Blackboards haven't been black for a half a century now. In the 1960s they were green, and in the early 21st century they've been replaced by white boards and smart boards. But, back a hundred years ago, blackboards were heavy black slate boards that covered the front of a classroom so that a teacher could demonstrate a math concept, write a poem to memorize, or simply act as a reminder to students of classroom rules.
In Oklahoma City recently, a school renovation projected revealed blackboards untouched since 1917! Here's a short news video of the discovery:
The Washington Post also covered the story.

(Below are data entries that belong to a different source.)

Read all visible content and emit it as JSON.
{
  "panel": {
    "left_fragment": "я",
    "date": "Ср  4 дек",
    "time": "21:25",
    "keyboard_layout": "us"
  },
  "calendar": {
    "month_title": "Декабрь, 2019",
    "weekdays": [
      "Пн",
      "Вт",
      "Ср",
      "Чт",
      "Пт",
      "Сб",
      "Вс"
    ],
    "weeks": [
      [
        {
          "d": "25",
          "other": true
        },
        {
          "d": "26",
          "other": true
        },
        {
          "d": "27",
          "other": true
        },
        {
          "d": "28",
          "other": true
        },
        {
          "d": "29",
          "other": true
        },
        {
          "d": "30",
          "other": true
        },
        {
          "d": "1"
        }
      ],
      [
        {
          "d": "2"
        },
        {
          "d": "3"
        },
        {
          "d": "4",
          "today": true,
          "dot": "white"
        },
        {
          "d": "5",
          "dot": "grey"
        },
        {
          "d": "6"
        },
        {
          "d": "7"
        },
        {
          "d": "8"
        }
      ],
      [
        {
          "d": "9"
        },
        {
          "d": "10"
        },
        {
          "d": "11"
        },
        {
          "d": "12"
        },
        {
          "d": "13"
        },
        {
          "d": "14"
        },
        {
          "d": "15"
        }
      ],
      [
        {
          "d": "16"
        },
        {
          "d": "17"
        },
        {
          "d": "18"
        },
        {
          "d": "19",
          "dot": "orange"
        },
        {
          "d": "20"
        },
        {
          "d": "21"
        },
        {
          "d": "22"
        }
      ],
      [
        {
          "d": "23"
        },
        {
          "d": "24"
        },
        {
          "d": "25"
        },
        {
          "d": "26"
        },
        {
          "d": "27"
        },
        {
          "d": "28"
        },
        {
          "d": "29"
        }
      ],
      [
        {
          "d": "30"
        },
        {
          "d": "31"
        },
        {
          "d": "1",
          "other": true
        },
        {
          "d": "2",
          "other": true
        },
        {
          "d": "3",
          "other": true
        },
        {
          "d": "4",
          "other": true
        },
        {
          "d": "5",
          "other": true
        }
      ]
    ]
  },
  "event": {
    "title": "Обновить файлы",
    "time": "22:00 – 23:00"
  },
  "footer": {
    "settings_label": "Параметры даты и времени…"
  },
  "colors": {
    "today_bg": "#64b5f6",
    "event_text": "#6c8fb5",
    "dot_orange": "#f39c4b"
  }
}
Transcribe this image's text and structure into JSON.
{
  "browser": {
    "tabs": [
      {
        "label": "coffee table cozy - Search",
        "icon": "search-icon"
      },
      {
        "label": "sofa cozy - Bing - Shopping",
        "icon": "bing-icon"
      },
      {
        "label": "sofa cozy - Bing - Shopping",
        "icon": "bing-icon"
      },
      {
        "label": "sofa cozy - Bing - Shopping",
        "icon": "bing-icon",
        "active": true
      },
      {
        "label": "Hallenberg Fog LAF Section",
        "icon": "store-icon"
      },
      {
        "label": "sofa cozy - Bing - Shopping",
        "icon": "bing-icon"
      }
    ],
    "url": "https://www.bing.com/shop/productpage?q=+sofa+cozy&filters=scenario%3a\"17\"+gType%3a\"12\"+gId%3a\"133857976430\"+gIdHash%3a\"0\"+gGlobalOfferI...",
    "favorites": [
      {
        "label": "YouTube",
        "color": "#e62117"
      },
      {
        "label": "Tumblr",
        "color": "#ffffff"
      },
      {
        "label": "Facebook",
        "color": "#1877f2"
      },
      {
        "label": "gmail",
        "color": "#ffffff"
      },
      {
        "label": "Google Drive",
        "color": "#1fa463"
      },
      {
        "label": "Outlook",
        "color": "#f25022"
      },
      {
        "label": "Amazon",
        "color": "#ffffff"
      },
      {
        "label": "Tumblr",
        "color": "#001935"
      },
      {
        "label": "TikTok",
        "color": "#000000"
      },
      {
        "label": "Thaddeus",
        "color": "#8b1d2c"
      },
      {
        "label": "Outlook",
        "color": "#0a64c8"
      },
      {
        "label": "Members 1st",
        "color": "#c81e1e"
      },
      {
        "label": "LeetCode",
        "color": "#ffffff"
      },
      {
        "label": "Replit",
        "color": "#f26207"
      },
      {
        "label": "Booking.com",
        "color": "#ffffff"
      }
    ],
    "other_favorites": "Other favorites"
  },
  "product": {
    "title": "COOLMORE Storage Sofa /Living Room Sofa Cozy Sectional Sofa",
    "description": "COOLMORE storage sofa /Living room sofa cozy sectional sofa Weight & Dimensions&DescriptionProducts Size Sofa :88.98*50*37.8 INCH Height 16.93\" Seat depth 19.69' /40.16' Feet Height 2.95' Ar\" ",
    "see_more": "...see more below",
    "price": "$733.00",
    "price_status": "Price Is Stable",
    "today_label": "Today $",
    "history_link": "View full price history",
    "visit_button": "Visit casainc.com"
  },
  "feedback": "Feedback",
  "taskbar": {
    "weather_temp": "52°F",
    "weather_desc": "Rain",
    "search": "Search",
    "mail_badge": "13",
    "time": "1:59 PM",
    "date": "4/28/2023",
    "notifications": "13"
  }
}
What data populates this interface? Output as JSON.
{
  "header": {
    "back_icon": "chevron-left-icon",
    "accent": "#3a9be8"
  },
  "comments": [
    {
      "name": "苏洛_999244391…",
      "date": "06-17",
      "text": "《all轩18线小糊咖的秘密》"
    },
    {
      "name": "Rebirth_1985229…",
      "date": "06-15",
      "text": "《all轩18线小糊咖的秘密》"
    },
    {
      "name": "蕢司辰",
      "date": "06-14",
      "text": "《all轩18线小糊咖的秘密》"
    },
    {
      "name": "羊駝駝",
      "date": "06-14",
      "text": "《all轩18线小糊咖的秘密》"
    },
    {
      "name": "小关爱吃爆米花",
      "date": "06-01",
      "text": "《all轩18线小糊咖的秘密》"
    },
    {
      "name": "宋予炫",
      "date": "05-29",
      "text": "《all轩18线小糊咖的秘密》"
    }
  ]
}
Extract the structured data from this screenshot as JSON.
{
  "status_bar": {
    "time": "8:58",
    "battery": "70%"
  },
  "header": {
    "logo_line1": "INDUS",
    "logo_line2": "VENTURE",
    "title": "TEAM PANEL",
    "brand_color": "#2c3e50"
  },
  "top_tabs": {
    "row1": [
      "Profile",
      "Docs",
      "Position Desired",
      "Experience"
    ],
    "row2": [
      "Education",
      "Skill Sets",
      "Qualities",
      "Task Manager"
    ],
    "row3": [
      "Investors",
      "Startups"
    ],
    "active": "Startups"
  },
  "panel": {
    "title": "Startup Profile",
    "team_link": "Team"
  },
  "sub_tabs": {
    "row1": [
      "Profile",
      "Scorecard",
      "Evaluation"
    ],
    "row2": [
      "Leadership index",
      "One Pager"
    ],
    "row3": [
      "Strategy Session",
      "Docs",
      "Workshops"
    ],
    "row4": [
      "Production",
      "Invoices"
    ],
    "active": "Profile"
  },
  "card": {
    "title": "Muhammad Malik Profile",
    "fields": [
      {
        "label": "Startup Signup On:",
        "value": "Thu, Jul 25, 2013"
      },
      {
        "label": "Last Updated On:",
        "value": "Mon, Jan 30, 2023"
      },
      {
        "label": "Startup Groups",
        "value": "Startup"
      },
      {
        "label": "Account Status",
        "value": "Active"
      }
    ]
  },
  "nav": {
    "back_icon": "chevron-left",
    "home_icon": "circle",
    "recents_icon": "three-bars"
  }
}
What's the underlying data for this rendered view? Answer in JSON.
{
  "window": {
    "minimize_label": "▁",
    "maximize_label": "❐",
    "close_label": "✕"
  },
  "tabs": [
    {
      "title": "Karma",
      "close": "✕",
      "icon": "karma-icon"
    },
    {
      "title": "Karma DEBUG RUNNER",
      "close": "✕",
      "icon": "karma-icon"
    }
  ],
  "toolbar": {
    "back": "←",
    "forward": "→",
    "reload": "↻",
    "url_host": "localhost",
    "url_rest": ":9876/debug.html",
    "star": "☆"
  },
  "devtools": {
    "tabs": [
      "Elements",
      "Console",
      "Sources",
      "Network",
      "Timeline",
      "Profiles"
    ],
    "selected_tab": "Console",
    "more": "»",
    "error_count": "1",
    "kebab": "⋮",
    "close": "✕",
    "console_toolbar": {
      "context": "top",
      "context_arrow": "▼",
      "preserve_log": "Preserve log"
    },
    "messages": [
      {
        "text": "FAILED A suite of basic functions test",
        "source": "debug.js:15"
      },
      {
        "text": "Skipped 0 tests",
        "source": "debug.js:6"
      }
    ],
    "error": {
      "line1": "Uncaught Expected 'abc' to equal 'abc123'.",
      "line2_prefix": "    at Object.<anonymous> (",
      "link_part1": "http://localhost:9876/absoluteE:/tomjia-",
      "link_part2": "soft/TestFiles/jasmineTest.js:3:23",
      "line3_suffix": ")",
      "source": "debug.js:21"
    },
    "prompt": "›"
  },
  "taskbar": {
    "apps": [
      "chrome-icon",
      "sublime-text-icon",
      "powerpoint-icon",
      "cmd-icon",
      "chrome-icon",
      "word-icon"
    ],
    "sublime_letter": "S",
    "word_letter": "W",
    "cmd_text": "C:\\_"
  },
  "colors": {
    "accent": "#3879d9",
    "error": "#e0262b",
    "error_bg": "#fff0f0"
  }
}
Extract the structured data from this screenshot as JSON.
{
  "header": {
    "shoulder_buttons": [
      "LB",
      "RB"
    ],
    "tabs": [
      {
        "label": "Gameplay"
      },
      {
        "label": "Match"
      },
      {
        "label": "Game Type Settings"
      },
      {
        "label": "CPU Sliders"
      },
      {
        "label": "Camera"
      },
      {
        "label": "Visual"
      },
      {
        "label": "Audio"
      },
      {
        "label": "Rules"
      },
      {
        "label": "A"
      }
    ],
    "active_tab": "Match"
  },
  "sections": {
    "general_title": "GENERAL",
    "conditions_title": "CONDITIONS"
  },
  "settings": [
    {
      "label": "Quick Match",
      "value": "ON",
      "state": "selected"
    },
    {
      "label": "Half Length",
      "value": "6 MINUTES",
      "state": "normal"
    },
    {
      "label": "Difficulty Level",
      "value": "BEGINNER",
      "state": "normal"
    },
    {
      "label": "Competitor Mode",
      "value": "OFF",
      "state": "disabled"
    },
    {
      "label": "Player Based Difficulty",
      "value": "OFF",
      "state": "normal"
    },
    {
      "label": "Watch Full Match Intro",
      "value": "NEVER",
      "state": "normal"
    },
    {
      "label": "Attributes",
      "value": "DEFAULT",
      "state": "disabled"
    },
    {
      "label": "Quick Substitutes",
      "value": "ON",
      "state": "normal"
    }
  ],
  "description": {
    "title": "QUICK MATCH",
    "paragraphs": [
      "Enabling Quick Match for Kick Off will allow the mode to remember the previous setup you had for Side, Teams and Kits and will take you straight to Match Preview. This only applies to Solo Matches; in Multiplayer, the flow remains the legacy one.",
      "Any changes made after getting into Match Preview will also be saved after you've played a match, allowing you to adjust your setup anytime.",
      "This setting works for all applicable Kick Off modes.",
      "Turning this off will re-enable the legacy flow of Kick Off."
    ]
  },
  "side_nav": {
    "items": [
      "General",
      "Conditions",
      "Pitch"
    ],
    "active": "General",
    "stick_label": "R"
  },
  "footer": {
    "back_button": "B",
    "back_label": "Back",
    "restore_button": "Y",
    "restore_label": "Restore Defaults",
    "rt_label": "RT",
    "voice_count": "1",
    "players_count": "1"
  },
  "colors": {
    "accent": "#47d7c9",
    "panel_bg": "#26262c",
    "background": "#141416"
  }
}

The story of education throughout our history is quite interesting, especially for children who are still in their elementary school days. For more information about education in American history, look for these children's books Going to School in Colonial America by Shelley Swanson Sateren [J 370.9 SAT] and Going to School in Pioneer Times by Kerry A. Graves [J 370.9 GRA], both of which are part of the "Going to school in history" series. Or Don't Whistle in School: The History of America's Public Schools by Ruth Tenzer Feldman [J 370 FEL]. For adults we have School, the Story of American Public Education [370 SCH].